During his life, Bowie pushed his music relentlessly forward while reinventing himself as many personae - from Davie Jones, a young rhythm and blues singer from the London neighbourhood of Brixton, to the interplanetary pop star Ziggy Stardust and the dapper hedonist Thin White Duke.
He explored androgyny and other worldliness and sampled cultures from different continents (and galaxies) as his musical and visual palettes continued to evolve, always theatrical and deeply layered until his focus turned to his own looming end.
But while laying bare his demons for an audience, he kept much of his life private, even after his death.
Bowie's family and representatives have opted not to disclose what kind of cancer he had or where he died, preferring to let the icon speak, however abstractly, through the thinly veiled characters in his work, all versions of himself.

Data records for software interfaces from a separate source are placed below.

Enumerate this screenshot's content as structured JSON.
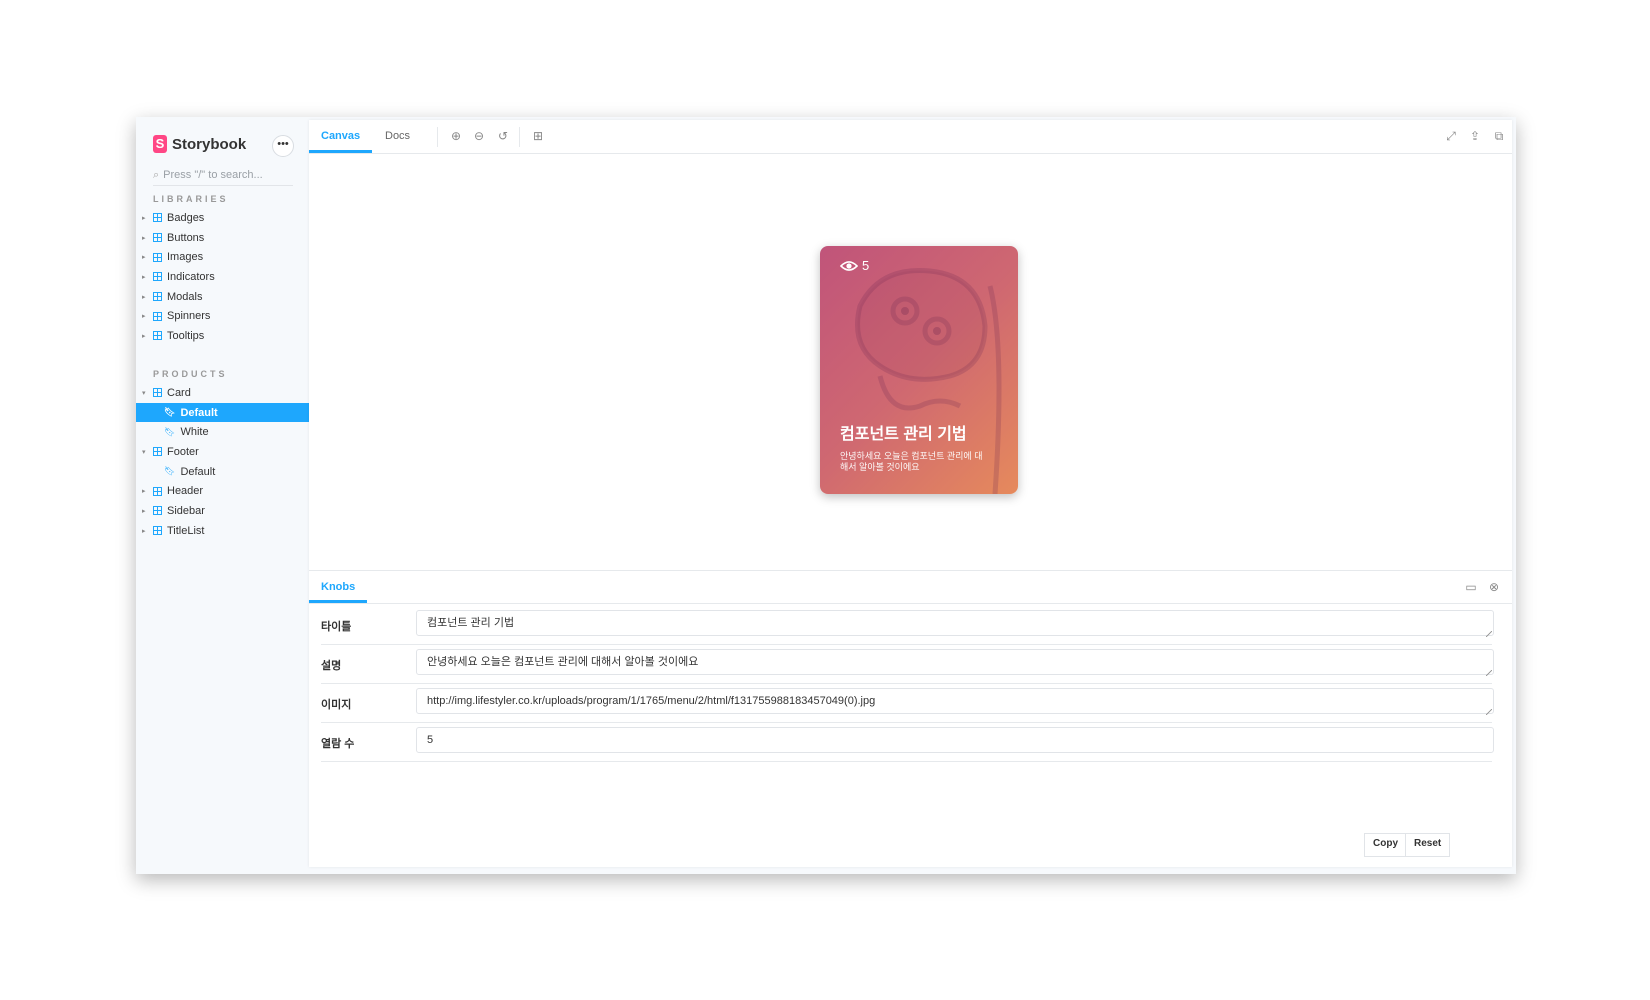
{
  "brand": {
    "name": "Storybook",
    "logo_letter": "S",
    "menu_icon": "ellipsis-icon"
  },
  "search": {
    "placeholder": "Press \"/\" to search..."
  },
  "sidebar": {
    "sections": [
      {
        "title": "LIBRARIES",
        "items": [
          {
            "label": "Badges",
            "type": "component"
          },
          {
            "label": "Buttons",
            "type": "component"
          },
          {
            "label": "Images",
            "type": "component"
          },
          {
            "label": "Indicators",
            "type": "component"
          },
          {
            "label": "Modals",
            "type": "component"
          },
          {
            "label": "Spinners",
            "type": "component"
          },
          {
            "label": "Tooltips",
            "type": "component"
          }
        ]
      },
      {
        "title": "PRODUCTS",
        "items": [
          {
            "label": "Card",
            "type": "component",
            "expanded": true
          },
          {
            "label": "Default",
            "type": "story",
            "selected": true
          },
          {
            "label": "White",
            "type": "story"
          },
          {
            "label": "Footer",
            "type": "component",
            "expanded": true
          },
          {
            "label": "Default",
            "type": "story"
          },
          {
            "label": "Header",
            "type": "component"
          },
          {
            "label": "Sidebar",
            "type": "component"
          },
          {
            "label": "TitleList",
            "type": "component"
          }
        ]
      }
    ]
  },
  "toolbar": {
    "tabs": [
      "Canvas",
      "Docs"
    ],
    "active_tab": "Canvas",
    "tools": [
      "zoom-in-icon",
      "zoom-out-icon",
      "zoom-reset-icon",
      "grid-icon"
    ],
    "right_tools": [
      "fullscreen-icon",
      "share-icon",
      "copy-link-icon"
    ]
  },
  "card": {
    "views": "5",
    "title": "컴포넌트 관리 기법",
    "description": "안녕하세요 오늘은 컴포넌트 관리에 대해서 알아볼 것이에요",
    "gradient": [
      "#c0547a",
      "#cf6871",
      "#e68a5c"
    ]
  },
  "addons": {
    "tab": "Knobs",
    "knobs": [
      {
        "label": "타이틀",
        "value": "컴포넌트 관리 기법"
      },
      {
        "label": "설명",
        "value": "안녕하세요 오늘은 컴포넌트 관리에 대해서 알아볼 것이에요"
      },
      {
        "label": "이미지",
        "value": "http://img.lifestyler.co.kr/uploads/program/1/1765/menu/2/html/f131755988183457049(0).jpg"
      },
      {
        "label": "열람 수",
        "value": "5"
      }
    ],
    "copy_label": "Copy",
    "reset_label": "Reset"
  },
  "colors": {
    "accent": "#1ea7fd",
    "storybook_pink": "#ff4785"
  }
}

"The production of Lazarus and also the new album, Blackstar, when you look at them both, you find so many lines and phrases that meant so much more than people knew before today," said Ivo van Hove, the musical's director, one of a few with knowledge of Bowie's condition. "It's like two testaments," he said.
The singer's recent collaborators described his work ethic as tireless throughout his last phase, which included simultaneous work on the album, its accompanying videos and the theatre production, a non-traditional sequel to The Man Who Fell To Earth, the novel that inspired his 1976 film.
Van Hove said Bowie told him he was sick in November in 2014, via Skype, when the show was in its early stages, but requested the information remain strictly confidential. (The director said in a Dutch radio interview on Monday that Bowie had liver cancer.)
"It was immediately clear it was very serious," van Hove said, though he kept his word and did not tell the cast - including Michael C. Hall, who stars as the extraterrestrial Bowie stand-in, Thomas Jerome Newton. "Confidential is confidential."
In yet another of his frequent, career-defining reinventions, Bowie recruited the Donny McCaslin Quartet, a jazz combo, to work on Blackstar, an ambitious work addressing mortality that was released only last Friday - Bowie's birthday. He had enlisted the musicians as his latest backing band after a low-key scouting mission to hear them play at 55 Bar in Greenwich Village last year.
McCaslin said he recorded with Bowie "essentially from 11 to four every day" early last year during his illness. "What I didn't know is he was then going to Henry Hey's place and working on Lazarus," he said, referring to the show's music director.
Bowie "was just living life to its fullest - fully engaged in the moment, fully engaged in his art", he added through tears.
For others, such as van Hove, Bowie's final bow was on the opening night of Lazarus last month. "He came whenever he could," he said of the production. "Sometimes, he sent me an e-mail - 'I've had a bad day' - but he was very close to the whole process."
Robert Fox, a British producer who helped finance the show, said: "Even if he wasn't in the room, he was on the telephone, he was on Skype, he was on FaceTime or wherever he could be to be involved."
But van Hove said that on opening night, Bowie was "very fragile". "I knew that evening - I felt it deeply - that this would be the last time I see him."
A frail but pleased Bowie took in the show, greeted the cast and even appeared on stage, beaming in a T-shirt and blazer, for a curtain call. He was too tired to make the after-party.
Meanwhile, tickets for a concert at New York's Carnegie Hall and in honour of Bowie sold out on Monday after it was announced, as sales of his albums soared.
The March 31 concert will feature performers such as Cyndi Lauper, Perry Farrell of rock band Jane's Addiction and indie rockers The Mountain Goats.
Sales and streaming of Blackstar and Bowie's older albums soared on Monday, rising to the top of Apple's iTunes charts in the United States and Britain. Streaming service Spotify said streams of his music were up 2,700 per cent on Monday.
NEW YORK TIMES, AGENCE FRANCE-PRESSE